» **Work instruction**:
Your response should be a copy of each line in the listing below that includes the word "Gerar".

» **Dataset content**:
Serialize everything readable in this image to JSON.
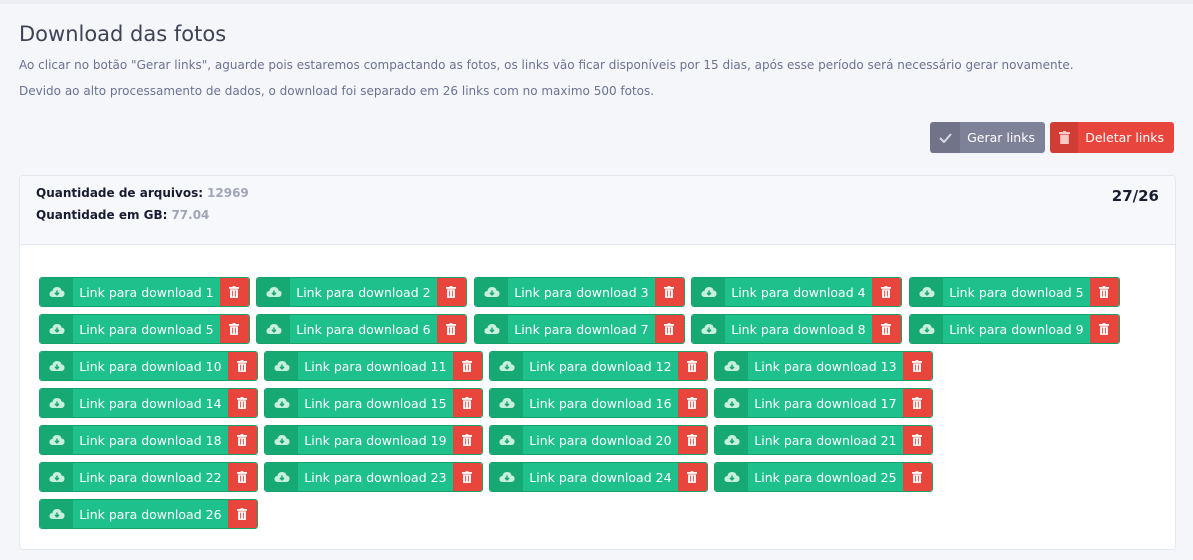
{
  "page": {
    "title": "Download das fotos",
    "description_1": "Ao clicar no botão \"Gerar links\", aguarde pois estaremos compactando as fotos, os links vão ficar disponíveis por 15 dias, após esse período será necessário gerar novamente.",
    "description_2": "Devido ao alto processamento de dados, o download foi separado em 26 links com no maximo 500 fotos."
  },
  "actions": {
    "generate_label": "Gerar links",
    "delete_label": "Deletar links"
  },
  "summary": {
    "files_label": "Quantidade de arquivos:",
    "files_value": "12969",
    "size_label": "Quantidade em GB:",
    "size_value": "77.04",
    "counter": "27/26"
  },
  "links": [
    "Link para download 1",
    "Link para download 2",
    "Link para download 3",
    "Link para download 4",
    "Link para download 5",
    "Link para download 5",
    "Link para download 6",
    "Link para download 7",
    "Link para download 8",
    "Link para download 9",
    "Link para download 10",
    "Link para download 11",
    "Link para download 12",
    "Link para download 13",
    "Link para download 14",
    "Link para download 15",
    "Link para download 16",
    "Link para download 17",
    "Link para download 18",
    "Link para download 19",
    "Link para download 20",
    "Link para download 21",
    "Link para download 22",
    "Link para download 23",
    "Link para download 24",
    "Link para download 25",
    "Link para download 26"
  ],
  "icons": {
    "generate": "check-icon",
    "delete": "trash-icon",
    "download": "cloud-download-icon"
  },
  "colors": {
    "green": "#1ec18c",
    "green_dark": "#17a974",
    "red": "#e8453c",
    "gray": "#7e8299"
  }
}
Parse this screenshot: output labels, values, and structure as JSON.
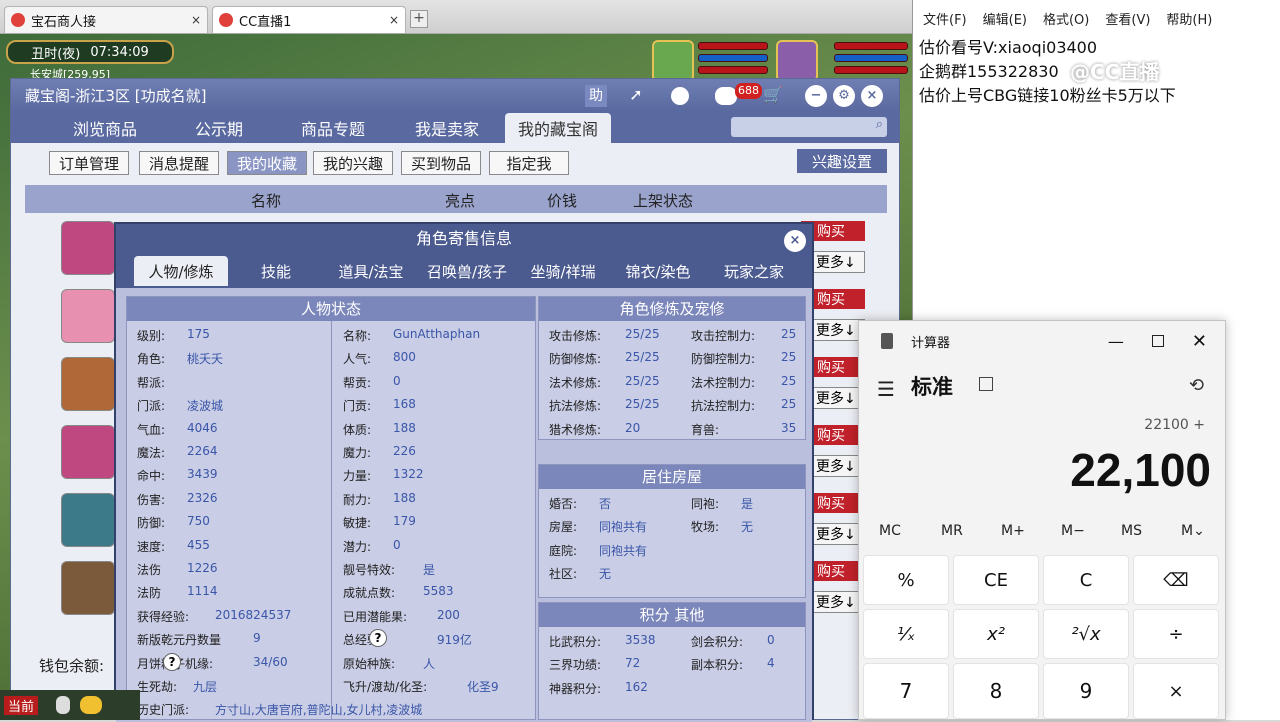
{
  "browser": {
    "tabs": [
      {
        "label": "宝石商人接",
        "close": "×"
      },
      {
        "label": "CC直播1",
        "close": "×"
      }
    ],
    "new_tab": "+"
  },
  "game": {
    "time": "丑时(夜)",
    "clock": "07:34:09",
    "location": "长安城[259,95]",
    "bottom": {
      "current": "当前"
    }
  },
  "window": {
    "title": "藏宝阁-浙江3区 [功成名就]",
    "help": "助",
    "badge": "688",
    "tabs": [
      "浏览商品",
      "公示期",
      "商品专题",
      "我是卖家",
      "我的藏宝阁"
    ],
    "active_tab": 4,
    "subbuttons": [
      "订单管理",
      "消息提醒",
      "我的收藏",
      "我的兴趣",
      "买到物品",
      "指定我"
    ],
    "active_sub": 2,
    "interest_setting": "兴趣设置",
    "columns": [
      "名称",
      "亮点",
      "价钱",
      "上架状态"
    ],
    "buy_label": "购买",
    "more_label": "更多↓",
    "wallet": "钱包余额:"
  },
  "popup": {
    "title": "角色寄售信息",
    "tabs": [
      "人物/修炼",
      "技能",
      "道具/法宝",
      "召唤兽/孩子",
      "坐骑/祥瑞",
      "锦衣/染色",
      "玩家之家"
    ],
    "active_tab": 0,
    "status_title": "人物状态",
    "left_col": [
      {
        "k": "级别:",
        "v": "175"
      },
      {
        "k": "角色:",
        "v": "桃夭夭"
      },
      {
        "k": "帮派:",
        "v": ""
      },
      {
        "k": "门派:",
        "v": "凌波城"
      },
      {
        "k": "气血:",
        "v": "4046"
      },
      {
        "k": "魔法:",
        "v": "2264"
      },
      {
        "k": "命中:",
        "v": "3439"
      },
      {
        "k": "伤害:",
        "v": "2326"
      },
      {
        "k": "防御:",
        "v": "750"
      },
      {
        "k": "速度:",
        "v": "455"
      },
      {
        "k": "法伤",
        "v": "1226"
      },
      {
        "k": "法防",
        "v": "1114"
      },
      {
        "k": "获得经验:",
        "v": "2016824537"
      },
      {
        "k": "新版乾元丹数量",
        "v": "9"
      },
      {
        "k": "月饼粽子机缘:",
        "v": "34/60"
      },
      {
        "k": "生死劫:",
        "v": "九层"
      },
      {
        "k": "历史门派:",
        "v": "方寸山,大唐官府,普陀山,女儿村,凌波城"
      }
    ],
    "right_col": [
      {
        "k": "名称:",
        "v": "GunAtthaphan"
      },
      {
        "k": "人气:",
        "v": "800"
      },
      {
        "k": "帮贡:",
        "v": "0"
      },
      {
        "k": "门贡:",
        "v": "168"
      },
      {
        "k": "体质:",
        "v": "188"
      },
      {
        "k": "魔力:",
        "v": "226"
      },
      {
        "k": "力量:",
        "v": "1322"
      },
      {
        "k": "耐力:",
        "v": "188"
      },
      {
        "k": "敏捷:",
        "v": "179"
      },
      {
        "k": "潜力:",
        "v": "0"
      },
      {
        "k": "靓号特效:",
        "v": "是"
      },
      {
        "k": "成就点数:",
        "v": "5583"
      },
      {
        "k": "已用潜能果:",
        "v": "200"
      },
      {
        "k": "总经验:",
        "v": "919亿"
      },
      {
        "k": "原始种族:",
        "v": "人"
      },
      {
        "k": "飞升/渡劫/化圣:",
        "v": "化圣9"
      }
    ],
    "cultivation_title": "角色修炼及宠修",
    "cultivation": [
      {
        "k": "攻击修炼:",
        "v": "25/25",
        "k2": "攻击控制力:",
        "v2": "25"
      },
      {
        "k": "防御修炼:",
        "v": "25/25",
        "k2": "防御控制力:",
        "v2": "25"
      },
      {
        "k": "法术修炼:",
        "v": "25/25",
        "k2": "法术控制力:",
        "v2": "25"
      },
      {
        "k": "抗法修炼:",
        "v": "25/25",
        "k2": "抗法控制力:",
        "v2": "25"
      },
      {
        "k": "猎术修炼:",
        "v": "20",
        "k2": "育兽:",
        "v2": "35"
      }
    ],
    "house_title": "居住房屋",
    "house": [
      {
        "k": "婚否:",
        "v": "否",
        "k2": "同袍:",
        "v2": "是"
      },
      {
        "k": "房屋:",
        "v": "同袍共有",
        "k2": "牧场:",
        "v2": "无"
      },
      {
        "k": "庭院:",
        "v": "同袍共有",
        "k2": "",
        "v2": ""
      },
      {
        "k": "社区:",
        "v": "无",
        "k2": "",
        "v2": ""
      }
    ],
    "score_title": "积分 其他",
    "score": [
      {
        "k": "比武积分:",
        "v": "3538",
        "k2": "剑会积分:",
        "v2": "0"
      },
      {
        "k": "三界功绩:",
        "v": "72",
        "k2": "副本积分:",
        "v2": "4"
      },
      {
        "k": "神器积分:",
        "v": "162",
        "k2": "",
        "v2": ""
      }
    ]
  },
  "notepad": {
    "menu": [
      "文件(F)",
      "编辑(E)",
      "格式(O)",
      "查看(V)",
      "帮助(H)"
    ],
    "lines": [
      "估价看号V:xiaoqi03400",
      "企鹅群155322830",
      "估价上号CBG链接10粉丝卡5万以下"
    ],
    "overlay": "@CC直播"
  },
  "calculator": {
    "title": "计算器",
    "mode": "标准",
    "expression": "22100 +",
    "display": "22,100",
    "memory": [
      "MC",
      "MR",
      "M+",
      "M−",
      "MS",
      "M⌄"
    ],
    "keys": [
      "%",
      "CE",
      "C",
      "⌫",
      "¹⁄ₓ",
      "x²",
      "²√x",
      "÷",
      "7",
      "8",
      "9",
      "×"
    ]
  }
}
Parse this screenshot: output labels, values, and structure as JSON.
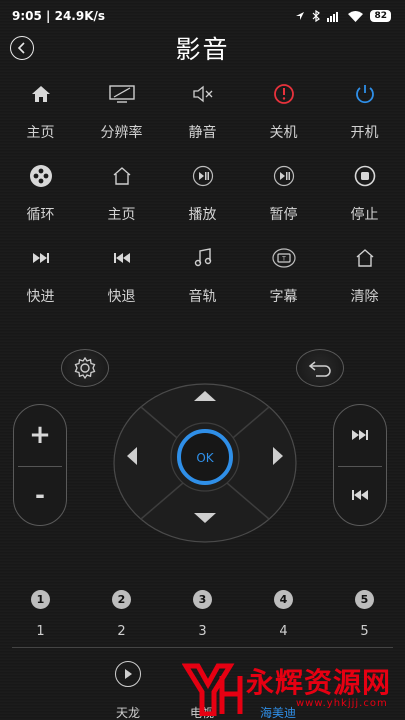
{
  "status_bar": {
    "time": "9:05",
    "speed": "24.9K/s",
    "battery": "82",
    "icons": [
      "location-icon",
      "bluetooth-icon",
      "signal-icon",
      "wifi-icon",
      "battery-icon"
    ]
  },
  "header": {
    "title": "影音",
    "back_icon": "chevron-left-icon"
  },
  "function_rows": [
    [
      {
        "label": "主页",
        "icon": "home-filled-icon"
      },
      {
        "label": "分辨率",
        "icon": "screen-resolution-icon"
      },
      {
        "label": "静音",
        "icon": "mute-icon"
      },
      {
        "label": "关机",
        "icon": "power-off-icon",
        "color": "#e8323c"
      },
      {
        "label": "开机",
        "icon": "power-on-icon",
        "color": "#2f8fe8"
      }
    ],
    [
      {
        "label": "循环",
        "icon": "loop-icon"
      },
      {
        "label": "主页",
        "icon": "home-outline-icon"
      },
      {
        "label": "播放",
        "icon": "play-pause-icon"
      },
      {
        "label": "暂停",
        "icon": "pause-icon"
      },
      {
        "label": "停止",
        "icon": "stop-icon"
      }
    ],
    [
      {
        "label": "快进",
        "icon": "fast-forward-icon"
      },
      {
        "label": "快退",
        "icon": "rewind-icon"
      },
      {
        "label": "音轨",
        "icon": "music-note-icon"
      },
      {
        "label": "字幕",
        "icon": "subtitle-icon"
      },
      {
        "label": "清除",
        "icon": "home-outline-icon"
      }
    ]
  ],
  "controls": {
    "settings_icon": "gear-icon",
    "return_icon": "return-icon",
    "volume_up": "+",
    "volume_down": "-",
    "ok_label": "OK",
    "next_icon": "skip-next-icon",
    "prev_icon": "skip-previous-icon",
    "accent": "#2f8fe8"
  },
  "number_buttons": [
    "1",
    "2",
    "3",
    "4",
    "5"
  ],
  "number_labels": [
    "1",
    "2",
    "3",
    "4",
    "5"
  ],
  "bottom_bar": {
    "labels": [
      "天龙",
      "电视",
      "海美迪"
    ],
    "play_icon": "play-icon"
  },
  "watermark": {
    "text": "永辉资源网",
    "url": "www.yhkjjj.com",
    "color": "#e60012"
  }
}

» **Output for this task**:
    "description_1": "Ao clicar no botão \"Gerar links\", aguarde pois estaremos compactando as fotos, os links vão ficar disponíveis por 15 dias, após esse período será necessário gerar novamente.",
    "generate_label": "Gerar links",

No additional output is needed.